Your instructions: Start to finish, print the data below exactly, without the images.

Available data:
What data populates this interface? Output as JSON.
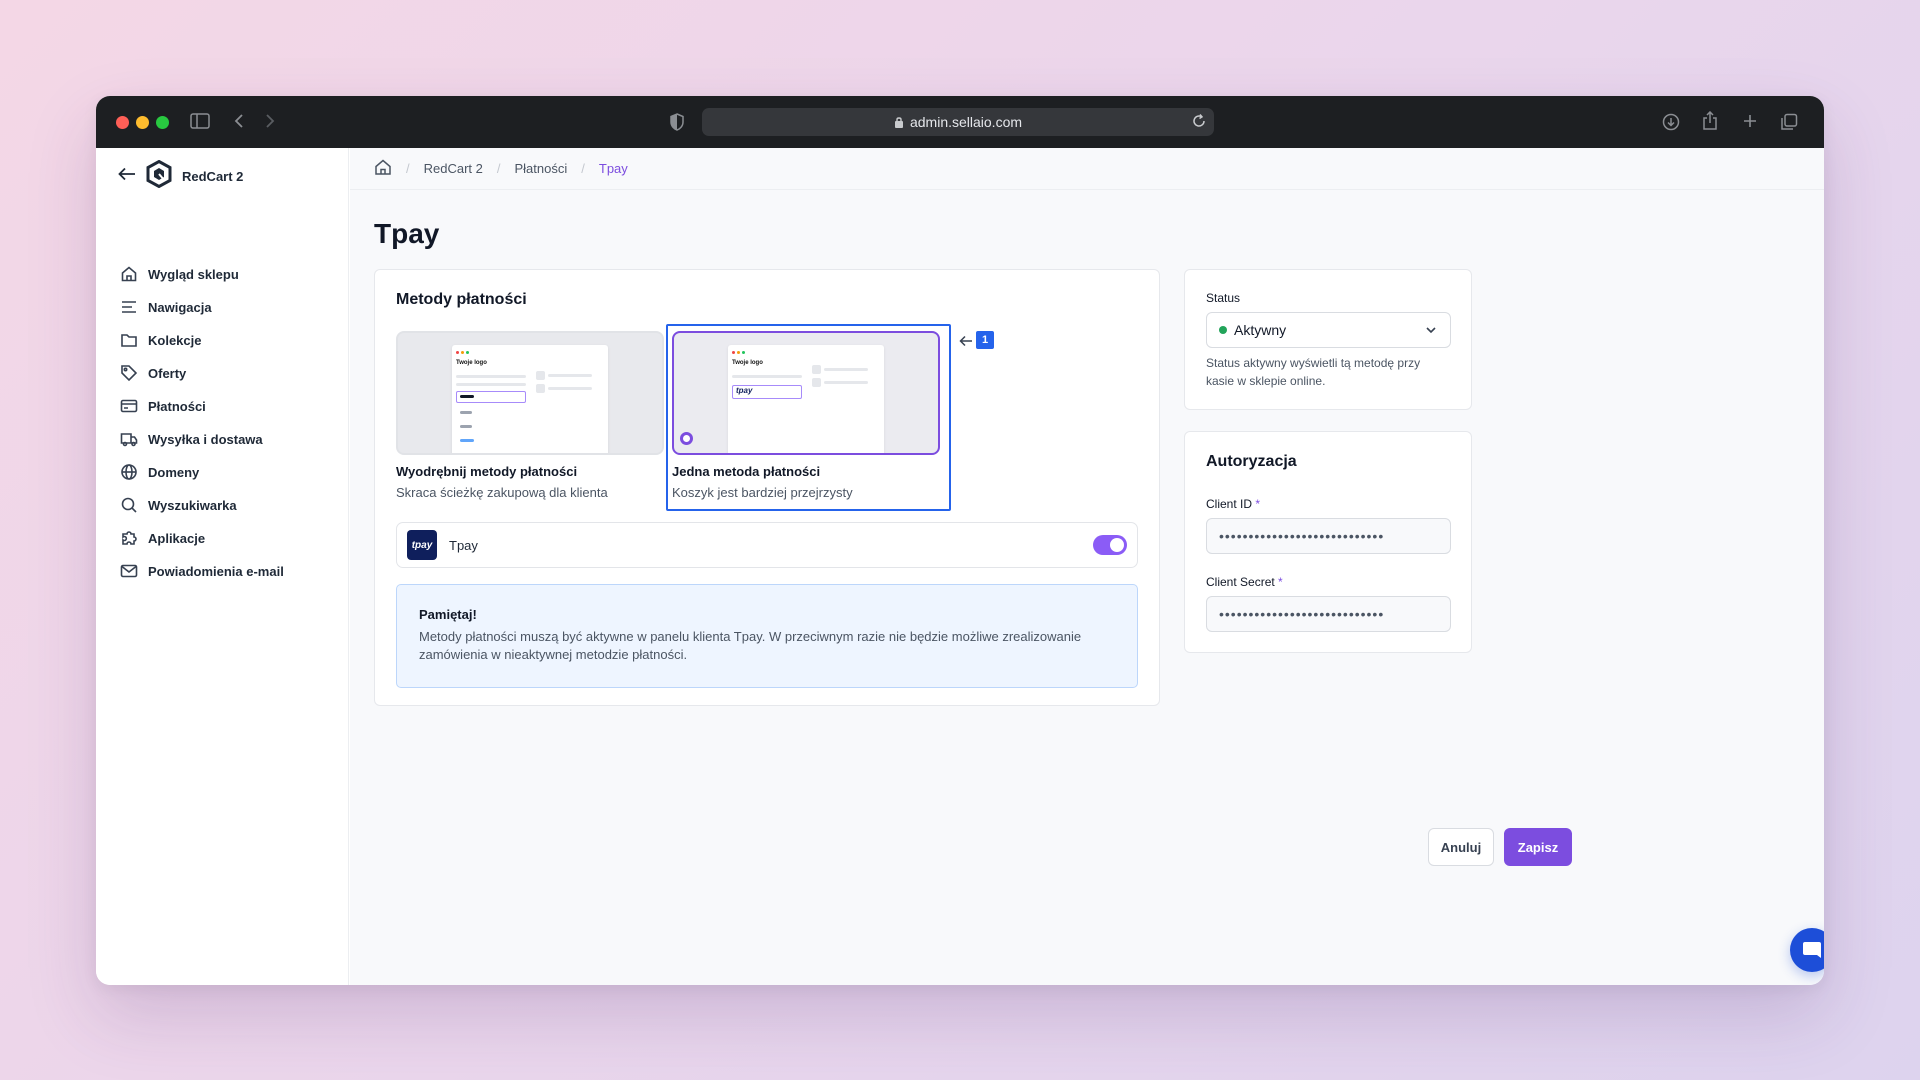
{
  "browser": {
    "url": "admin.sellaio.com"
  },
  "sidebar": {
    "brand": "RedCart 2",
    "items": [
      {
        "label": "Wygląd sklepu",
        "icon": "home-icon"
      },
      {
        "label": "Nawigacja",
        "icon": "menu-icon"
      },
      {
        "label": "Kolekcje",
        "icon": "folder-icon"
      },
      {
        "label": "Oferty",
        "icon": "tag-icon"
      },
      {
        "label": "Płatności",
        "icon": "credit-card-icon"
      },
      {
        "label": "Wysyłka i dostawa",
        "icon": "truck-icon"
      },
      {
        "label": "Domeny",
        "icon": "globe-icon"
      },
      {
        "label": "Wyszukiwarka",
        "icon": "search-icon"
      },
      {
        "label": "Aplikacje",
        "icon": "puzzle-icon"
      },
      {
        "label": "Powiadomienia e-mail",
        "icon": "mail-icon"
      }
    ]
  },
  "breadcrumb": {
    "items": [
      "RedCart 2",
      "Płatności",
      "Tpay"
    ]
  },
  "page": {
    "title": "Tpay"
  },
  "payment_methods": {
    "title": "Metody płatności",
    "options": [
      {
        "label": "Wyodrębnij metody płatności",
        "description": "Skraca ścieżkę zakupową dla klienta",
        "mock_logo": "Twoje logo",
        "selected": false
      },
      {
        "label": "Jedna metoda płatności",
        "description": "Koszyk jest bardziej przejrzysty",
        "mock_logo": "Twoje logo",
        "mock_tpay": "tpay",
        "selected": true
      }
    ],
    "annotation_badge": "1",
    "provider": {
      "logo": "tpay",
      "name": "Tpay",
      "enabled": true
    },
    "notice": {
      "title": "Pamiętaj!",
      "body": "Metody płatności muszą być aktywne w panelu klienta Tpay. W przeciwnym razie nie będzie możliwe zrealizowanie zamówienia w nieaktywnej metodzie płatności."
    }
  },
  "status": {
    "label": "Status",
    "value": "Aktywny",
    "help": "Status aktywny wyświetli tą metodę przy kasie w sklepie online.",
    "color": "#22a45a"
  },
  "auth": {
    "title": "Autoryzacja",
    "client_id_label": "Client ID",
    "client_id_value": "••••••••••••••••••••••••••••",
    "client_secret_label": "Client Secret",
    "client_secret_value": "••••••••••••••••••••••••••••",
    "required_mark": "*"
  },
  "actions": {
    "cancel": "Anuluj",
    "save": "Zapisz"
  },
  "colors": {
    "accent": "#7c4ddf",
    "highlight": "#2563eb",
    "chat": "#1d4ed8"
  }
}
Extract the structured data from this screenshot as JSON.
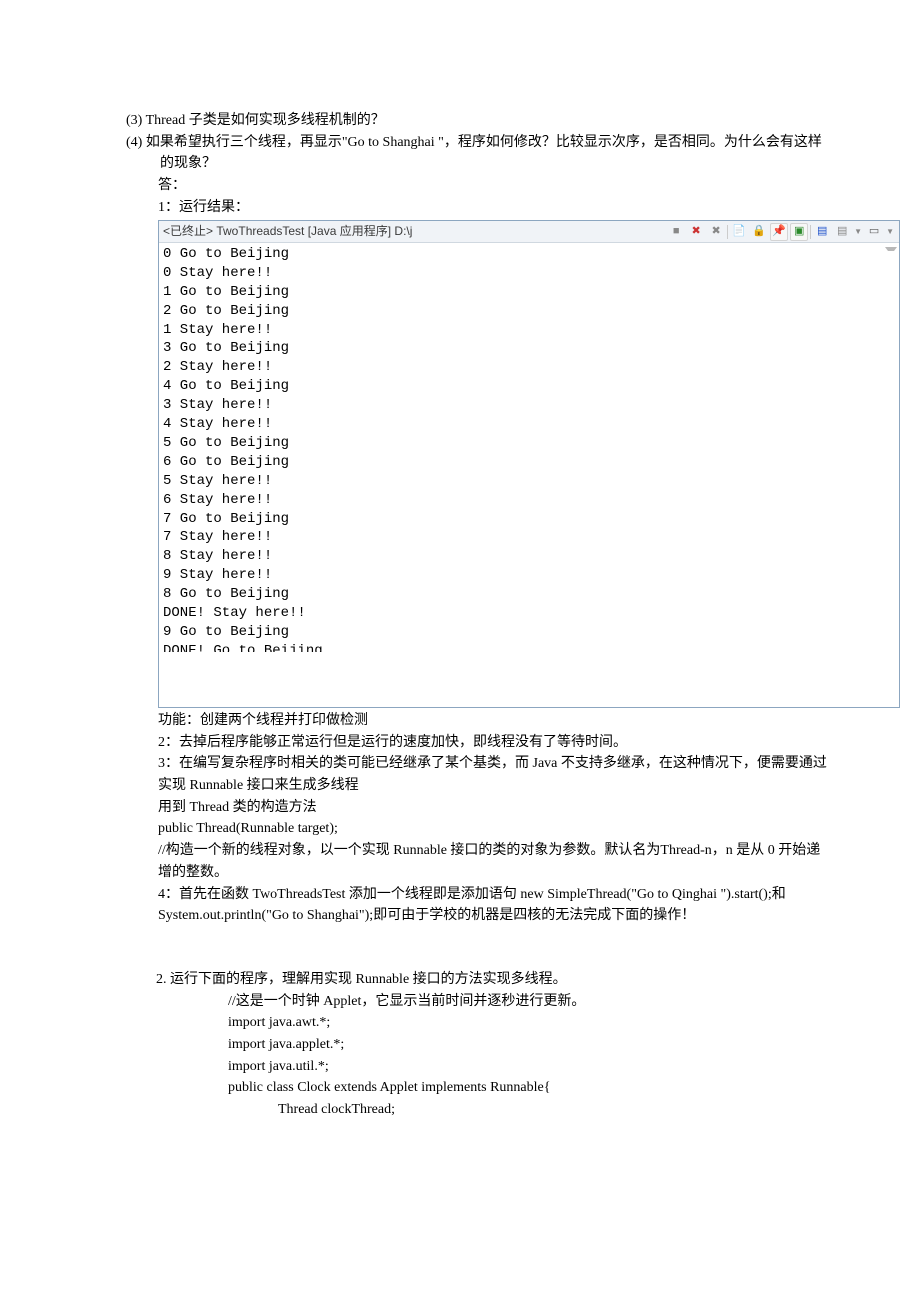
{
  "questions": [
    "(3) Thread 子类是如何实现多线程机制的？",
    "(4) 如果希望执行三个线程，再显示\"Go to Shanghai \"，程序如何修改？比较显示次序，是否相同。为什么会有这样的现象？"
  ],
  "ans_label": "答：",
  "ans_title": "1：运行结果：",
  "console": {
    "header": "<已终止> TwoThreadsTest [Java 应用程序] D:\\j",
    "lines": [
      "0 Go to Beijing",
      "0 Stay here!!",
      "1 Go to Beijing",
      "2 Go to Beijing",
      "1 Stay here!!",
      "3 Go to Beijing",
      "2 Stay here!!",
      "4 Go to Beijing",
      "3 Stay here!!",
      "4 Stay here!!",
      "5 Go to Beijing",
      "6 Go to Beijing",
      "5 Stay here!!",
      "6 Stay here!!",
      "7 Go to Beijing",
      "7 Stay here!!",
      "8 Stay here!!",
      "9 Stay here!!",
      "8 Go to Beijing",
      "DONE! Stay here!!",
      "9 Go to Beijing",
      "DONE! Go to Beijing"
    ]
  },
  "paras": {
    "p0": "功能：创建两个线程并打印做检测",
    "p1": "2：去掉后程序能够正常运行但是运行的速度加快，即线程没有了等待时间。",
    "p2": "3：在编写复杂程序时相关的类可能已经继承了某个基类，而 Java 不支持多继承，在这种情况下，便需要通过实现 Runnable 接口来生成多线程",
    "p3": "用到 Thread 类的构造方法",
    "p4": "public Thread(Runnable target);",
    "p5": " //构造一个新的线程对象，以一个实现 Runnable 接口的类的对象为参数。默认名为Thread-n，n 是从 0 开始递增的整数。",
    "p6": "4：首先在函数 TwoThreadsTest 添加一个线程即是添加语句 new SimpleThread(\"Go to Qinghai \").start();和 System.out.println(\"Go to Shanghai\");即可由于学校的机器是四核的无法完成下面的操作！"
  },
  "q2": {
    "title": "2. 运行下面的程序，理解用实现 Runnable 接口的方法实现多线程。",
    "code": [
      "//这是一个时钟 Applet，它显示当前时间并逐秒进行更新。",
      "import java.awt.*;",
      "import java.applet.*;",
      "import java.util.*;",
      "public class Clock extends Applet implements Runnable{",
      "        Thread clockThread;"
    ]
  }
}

Response:
What data populates this interface? Output as JSON.
{
  "browser": {
    "url": "admin.sellaio.com"
  },
  "sidebar": {
    "brand": "RedCart 2",
    "items": [
      {
        "label": "Wygląd sklepu",
        "icon": "home-icon"
      },
      {
        "label": "Nawigacja",
        "icon": "menu-icon"
      },
      {
        "label": "Kolekcje",
        "icon": "folder-icon"
      },
      {
        "label": "Oferty",
        "icon": "tag-icon"
      },
      {
        "label": "Płatności",
        "icon": "credit-card-icon"
      },
      {
        "label": "Wysyłka i dostawa",
        "icon": "truck-icon"
      },
      {
        "label": "Domeny",
        "icon": "globe-icon"
      },
      {
        "label": "Wyszukiwarka",
        "icon": "search-icon"
      },
      {
        "label": "Aplikacje",
        "icon": "puzzle-icon"
      },
      {
        "label": "Powiadomienia e-mail",
        "icon": "mail-icon"
      }
    ]
  },
  "breadcrumb": {
    "items": [
      "RedCart 2",
      "Płatności",
      "Tpay"
    ]
  },
  "page": {
    "title": "Tpay"
  },
  "payment_methods": {
    "title": "Metody płatności",
    "options": [
      {
        "label": "Wyodrębnij metody płatności",
        "description": "Skraca ścieżkę zakupową dla klienta",
        "mock_logo": "Twoje logo",
        "selected": false
      },
      {
        "label": "Jedna metoda płatności",
        "description": "Koszyk jest bardziej przejrzysty",
        "mock_logo": "Twoje logo",
        "mock_tpay": "tpay",
        "selected": true
      }
    ],
    "annotation_badge": "1",
    "provider": {
      "logo": "tpay",
      "name": "Tpay",
      "enabled": true
    },
    "notice": {
      "title": "Pamiętaj!",
      "body": "Metody płatności muszą być aktywne w panelu klienta Tpay. W przeciwnym razie nie będzie możliwe zrealizowanie zamówienia w nieaktywnej metodzie płatności."
    }
  },
  "status": {
    "label": "Status",
    "value": "Aktywny",
    "help": "Status aktywny wyświetli tą metodę przy kasie w sklepie online.",
    "color": "#22a45a"
  },
  "auth": {
    "title": "Autoryzacja",
    "client_id_label": "Client ID",
    "client_id_value": "••••••••••••••••••••••••••••",
    "client_secret_label": "Client Secret",
    "client_secret_value": "••••••••••••••••••••••••••••",
    "required_mark": "*"
  },
  "actions": {
    "cancel": "Anuluj",
    "save": "Zapisz"
  },
  "colors": {
    "accent": "#7c4ddf",
    "highlight": "#2563eb",
    "chat": "#1d4ed8"
  }
}
Extract the structured data from this screenshot as JSON.
{
  "questions": [
    "(3) Thread 子类是如何实现多线程机制的？",
    "(4) 如果希望执行三个线程，再显示\"Go to Shanghai \"，程序如何修改？比较显示次序，是否相同。为什么会有这样的现象？"
  ],
  "ans_label": "答：",
  "ans_title": "1：运行结果：",
  "console": {
    "header": "<已终止> TwoThreadsTest [Java 应用程序] D:\\j",
    "lines": [
      "0 Go to Beijing",
      "0 Stay here!!",
      "1 Go to Beijing",
      "2 Go to Beijing",
      "1 Stay here!!",
      "3 Go to Beijing",
      "2 Stay here!!",
      "4 Go to Beijing",
      "3 Stay here!!",
      "4 Stay here!!",
      "5 Go to Beijing",
      "6 Go to Beijing",
      "5 Stay here!!",
      "6 Stay here!!",
      "7 Go to Beijing",
      "7 Stay here!!",
      "8 Stay here!!",
      "9 Stay here!!",
      "8 Go to Beijing",
      "DONE! Stay here!!",
      "9 Go to Beijing",
      "DONE! Go to Beijing"
    ]
  },
  "paras": {
    "p0": "功能：创建两个线程并打印做检测",
    "p1": "2：去掉后程序能够正常运行但是运行的速度加快，即线程没有了等待时间。",
    "p2": "3：在编写复杂程序时相关的类可能已经继承了某个基类，而 Java 不支持多继承，在这种情况下，便需要通过实现 Runnable 接口来生成多线程",
    "p3": "用到 Thread 类的构造方法",
    "p4": "public Thread(Runnable target);",
    "p5": " //构造一个新的线程对象，以一个实现 Runnable 接口的类的对象为参数。默认名为Thread-n，n 是从 0 开始递增的整数。",
    "p6": "4：首先在函数 TwoThreadsTest 添加一个线程即是添加语句 new SimpleThread(\"Go to Qinghai \").start();和 System.out.println(\"Go to Shanghai\");即可由于学校的机器是四核的无法完成下面的操作！"
  },
  "q2": {
    "title": "2. 运行下面的程序，理解用实现 Runnable 接口的方法实现多线程。",
    "code": [
      "//这是一个时钟 Applet，它显示当前时间并逐秒进行更新。",
      "import java.awt.*;",
      "import java.applet.*;",
      "import java.util.*;",
      "public class Clock extends Applet implements Runnable{",
      "        Thread clockThread;"
    ]
  }
}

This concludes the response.